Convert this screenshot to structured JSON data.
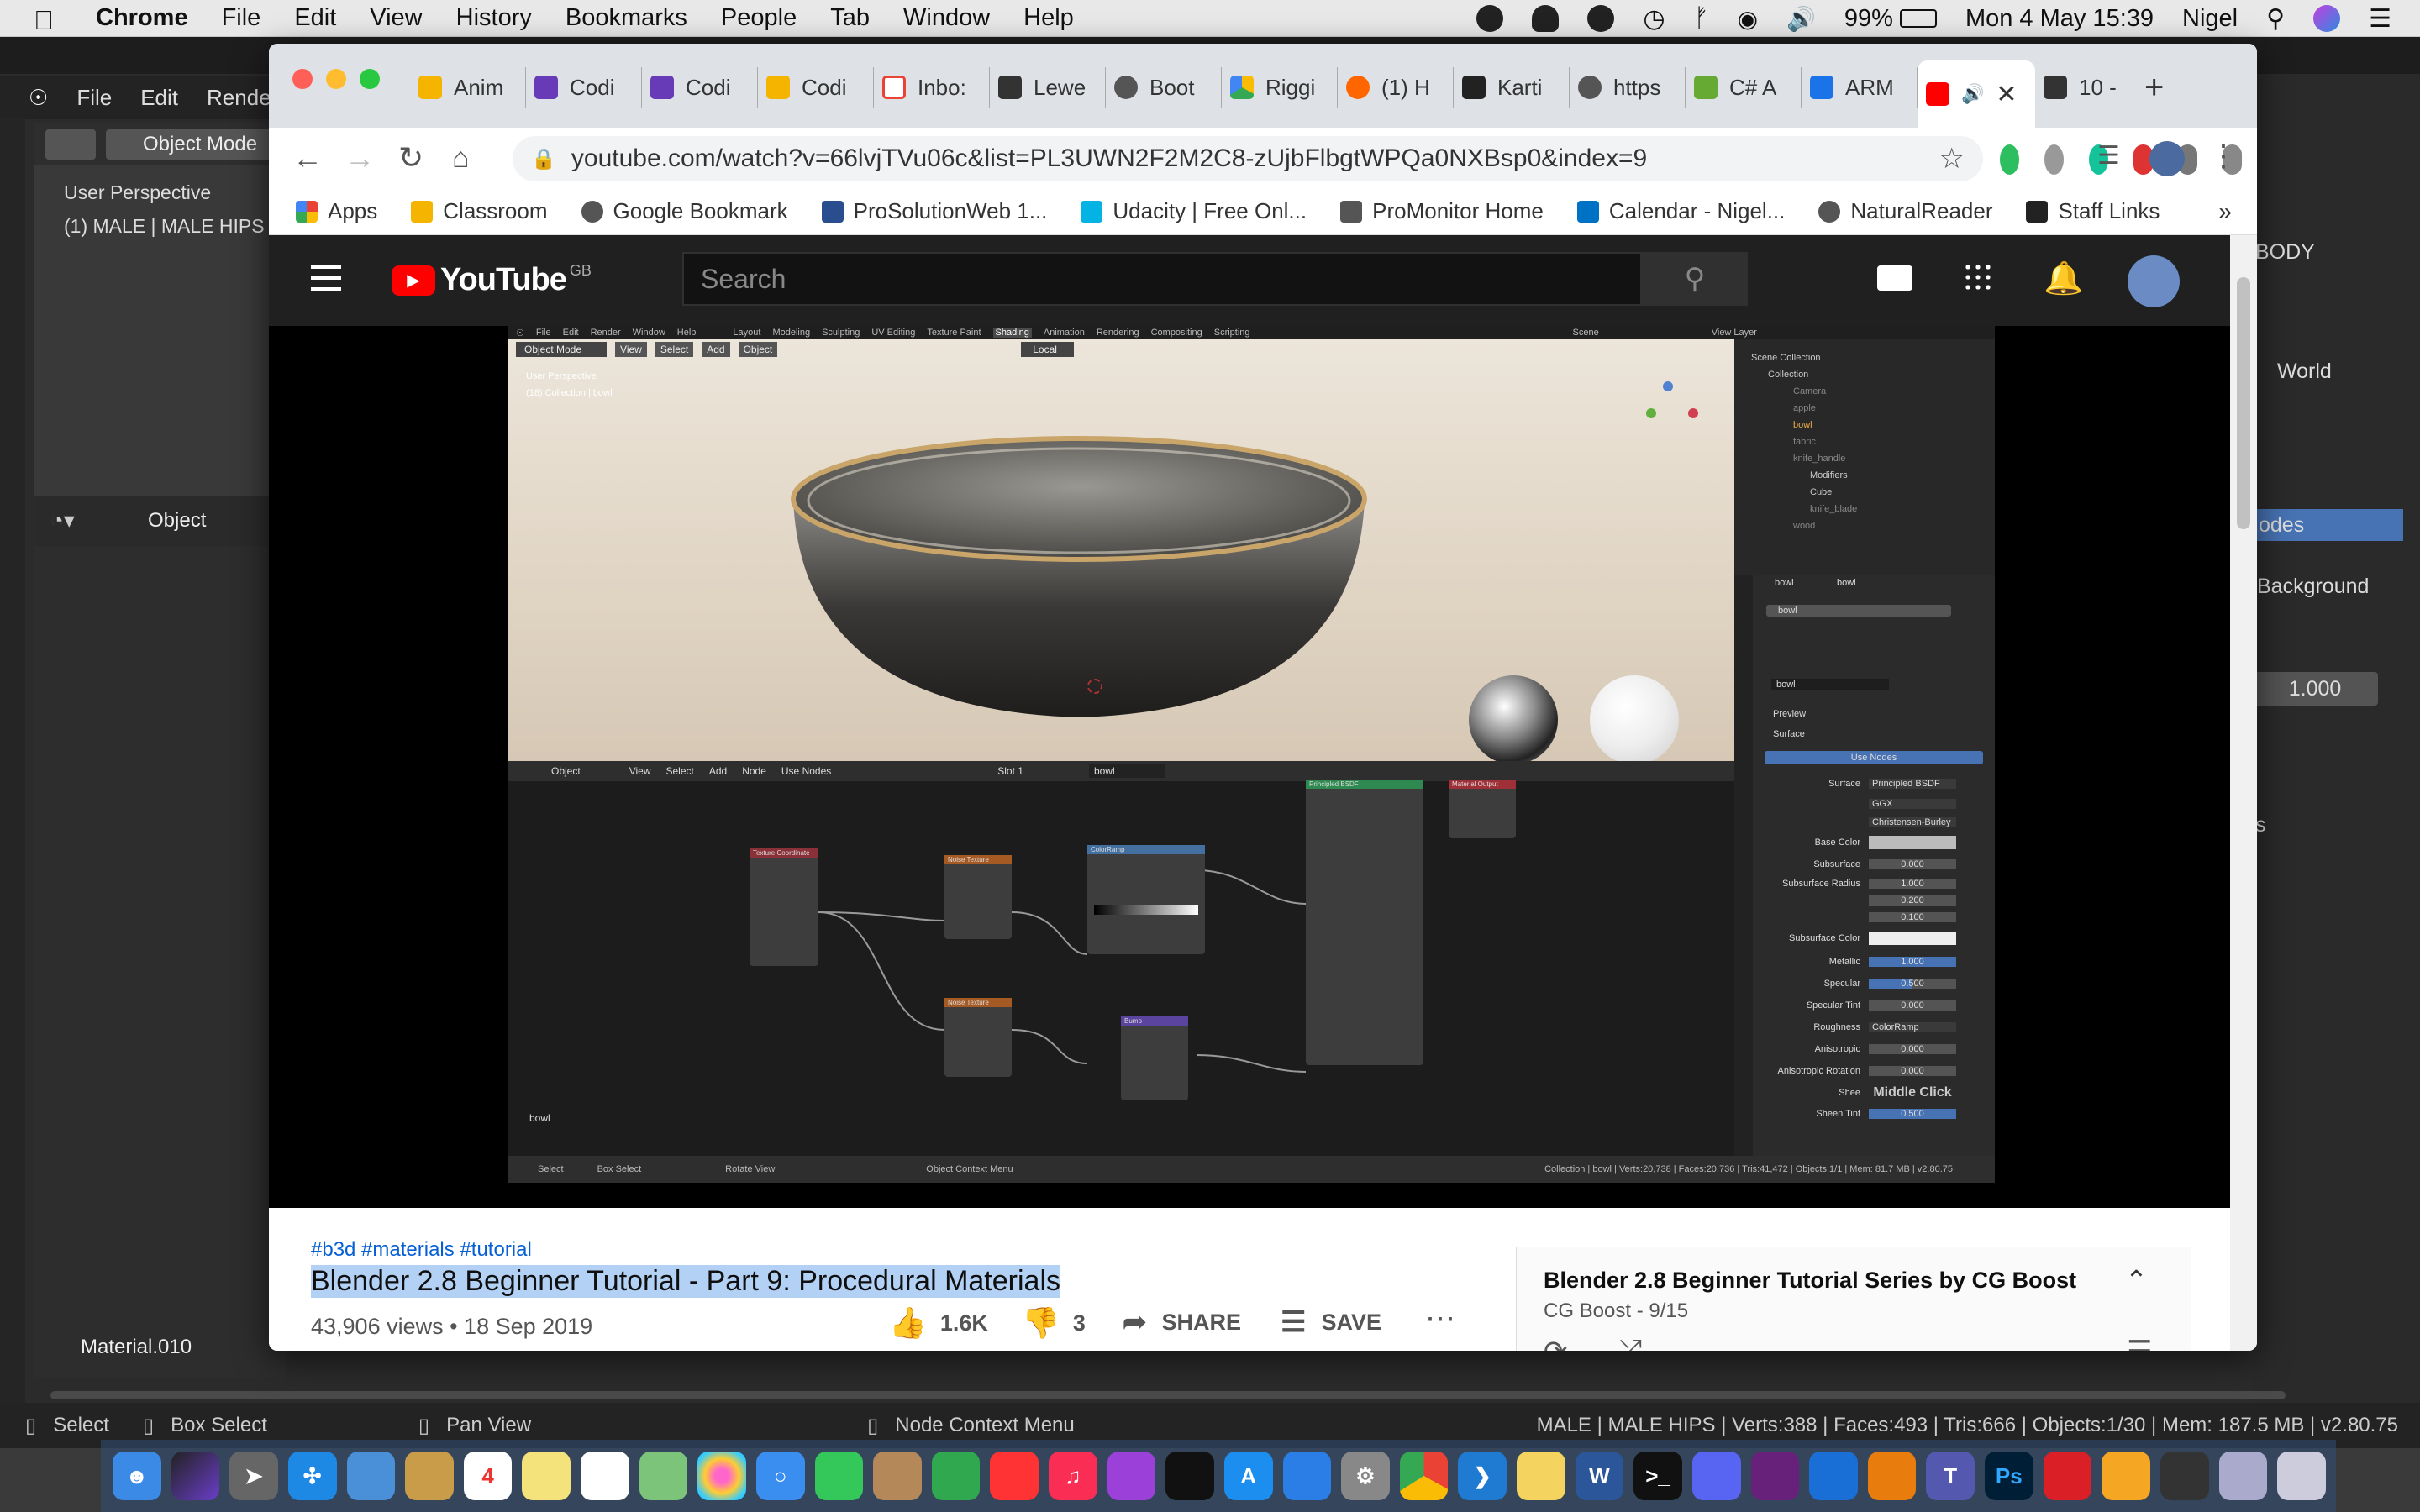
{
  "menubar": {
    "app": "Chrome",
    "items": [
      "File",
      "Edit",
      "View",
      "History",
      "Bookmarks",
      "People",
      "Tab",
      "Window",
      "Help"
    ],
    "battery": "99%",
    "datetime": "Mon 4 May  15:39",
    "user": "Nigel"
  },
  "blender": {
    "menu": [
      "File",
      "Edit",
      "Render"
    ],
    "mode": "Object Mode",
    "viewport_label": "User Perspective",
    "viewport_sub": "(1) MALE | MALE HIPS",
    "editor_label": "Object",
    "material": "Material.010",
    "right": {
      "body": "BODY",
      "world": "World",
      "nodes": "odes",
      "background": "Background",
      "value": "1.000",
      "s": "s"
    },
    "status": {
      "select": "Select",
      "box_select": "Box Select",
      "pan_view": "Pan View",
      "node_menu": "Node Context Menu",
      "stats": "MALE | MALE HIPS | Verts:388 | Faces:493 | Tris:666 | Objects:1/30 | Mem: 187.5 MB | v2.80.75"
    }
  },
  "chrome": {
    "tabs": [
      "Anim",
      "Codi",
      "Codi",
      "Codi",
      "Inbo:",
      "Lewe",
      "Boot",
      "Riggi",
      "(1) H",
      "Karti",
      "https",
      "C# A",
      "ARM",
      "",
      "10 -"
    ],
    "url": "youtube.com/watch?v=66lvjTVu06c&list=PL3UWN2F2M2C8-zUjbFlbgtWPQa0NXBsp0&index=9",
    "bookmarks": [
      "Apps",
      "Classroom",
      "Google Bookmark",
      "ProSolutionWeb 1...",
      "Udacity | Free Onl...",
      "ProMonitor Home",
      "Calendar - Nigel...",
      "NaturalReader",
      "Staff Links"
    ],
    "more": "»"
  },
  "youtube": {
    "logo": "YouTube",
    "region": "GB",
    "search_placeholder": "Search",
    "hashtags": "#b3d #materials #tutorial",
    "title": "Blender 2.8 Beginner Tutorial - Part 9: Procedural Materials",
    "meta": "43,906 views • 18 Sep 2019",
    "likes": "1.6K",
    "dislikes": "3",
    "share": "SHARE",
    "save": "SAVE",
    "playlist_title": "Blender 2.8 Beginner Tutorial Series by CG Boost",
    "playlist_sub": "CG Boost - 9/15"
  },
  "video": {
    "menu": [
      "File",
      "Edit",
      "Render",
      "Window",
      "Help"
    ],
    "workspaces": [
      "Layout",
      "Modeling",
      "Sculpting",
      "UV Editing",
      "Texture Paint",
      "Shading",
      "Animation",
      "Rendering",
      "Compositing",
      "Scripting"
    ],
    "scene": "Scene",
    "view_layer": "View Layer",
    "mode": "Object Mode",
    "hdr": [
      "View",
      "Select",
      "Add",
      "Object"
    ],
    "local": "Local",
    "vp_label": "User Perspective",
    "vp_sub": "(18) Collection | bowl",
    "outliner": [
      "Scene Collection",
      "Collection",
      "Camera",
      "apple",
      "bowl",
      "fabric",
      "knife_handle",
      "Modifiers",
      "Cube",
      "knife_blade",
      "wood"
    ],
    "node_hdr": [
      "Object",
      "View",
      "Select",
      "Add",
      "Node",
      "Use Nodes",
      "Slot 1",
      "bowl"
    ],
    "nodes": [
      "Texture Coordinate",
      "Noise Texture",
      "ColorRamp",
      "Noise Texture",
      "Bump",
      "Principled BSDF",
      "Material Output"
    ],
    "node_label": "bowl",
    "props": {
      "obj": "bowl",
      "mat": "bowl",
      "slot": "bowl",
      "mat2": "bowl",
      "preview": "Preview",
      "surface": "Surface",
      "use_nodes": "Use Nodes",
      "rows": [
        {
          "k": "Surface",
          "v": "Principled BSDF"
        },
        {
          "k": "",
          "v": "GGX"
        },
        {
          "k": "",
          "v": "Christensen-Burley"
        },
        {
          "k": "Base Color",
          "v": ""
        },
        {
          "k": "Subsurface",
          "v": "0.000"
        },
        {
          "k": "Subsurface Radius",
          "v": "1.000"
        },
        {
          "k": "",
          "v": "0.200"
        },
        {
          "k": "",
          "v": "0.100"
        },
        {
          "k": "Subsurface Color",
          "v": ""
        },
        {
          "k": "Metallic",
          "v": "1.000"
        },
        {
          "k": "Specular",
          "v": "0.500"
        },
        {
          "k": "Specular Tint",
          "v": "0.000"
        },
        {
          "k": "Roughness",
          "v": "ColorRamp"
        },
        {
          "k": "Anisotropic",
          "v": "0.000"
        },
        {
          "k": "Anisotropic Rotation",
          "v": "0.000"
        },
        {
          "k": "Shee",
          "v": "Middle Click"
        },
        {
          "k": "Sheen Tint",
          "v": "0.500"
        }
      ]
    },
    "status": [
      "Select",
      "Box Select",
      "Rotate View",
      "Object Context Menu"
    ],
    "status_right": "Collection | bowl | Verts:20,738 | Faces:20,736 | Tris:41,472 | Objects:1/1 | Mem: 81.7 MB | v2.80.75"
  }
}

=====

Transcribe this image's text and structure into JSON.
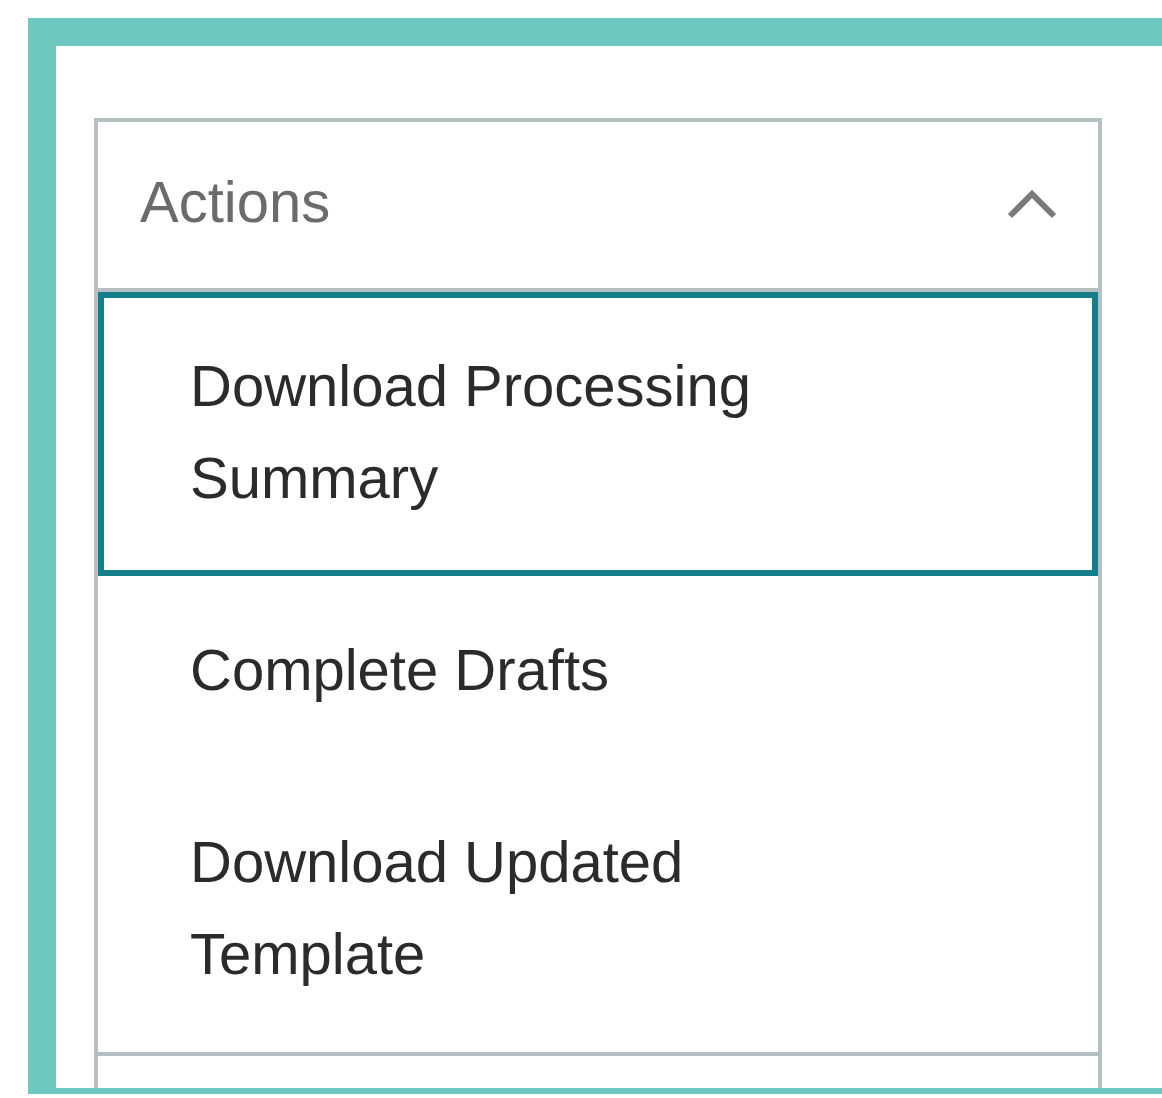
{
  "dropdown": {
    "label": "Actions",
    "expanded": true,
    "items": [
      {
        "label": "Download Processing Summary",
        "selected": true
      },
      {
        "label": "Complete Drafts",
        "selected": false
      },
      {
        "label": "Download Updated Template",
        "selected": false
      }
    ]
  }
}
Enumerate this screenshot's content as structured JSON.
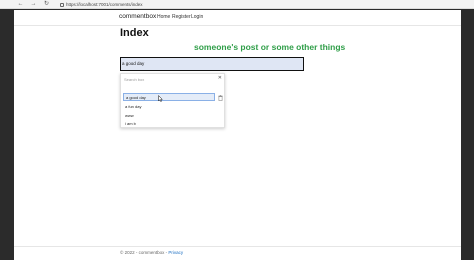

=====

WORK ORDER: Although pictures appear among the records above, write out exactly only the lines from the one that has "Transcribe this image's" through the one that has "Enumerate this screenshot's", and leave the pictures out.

RESULT FOR THIS TASK:
Transcribe this image's text and structure into JSON.
{
  "dropdown": {
    "label": "Actions",
    "expanded": true,
    "items": [
      {
        "label": "Download Processing Summary",
        "selected": true
      },
      {
        "label": "Complete Drafts",
        "selected": false
      },
      {
        "label": "Download Updated Template",
        "selected": false
      }
    ]
  }
}
Enumerate this screenshot's content as structured JSON.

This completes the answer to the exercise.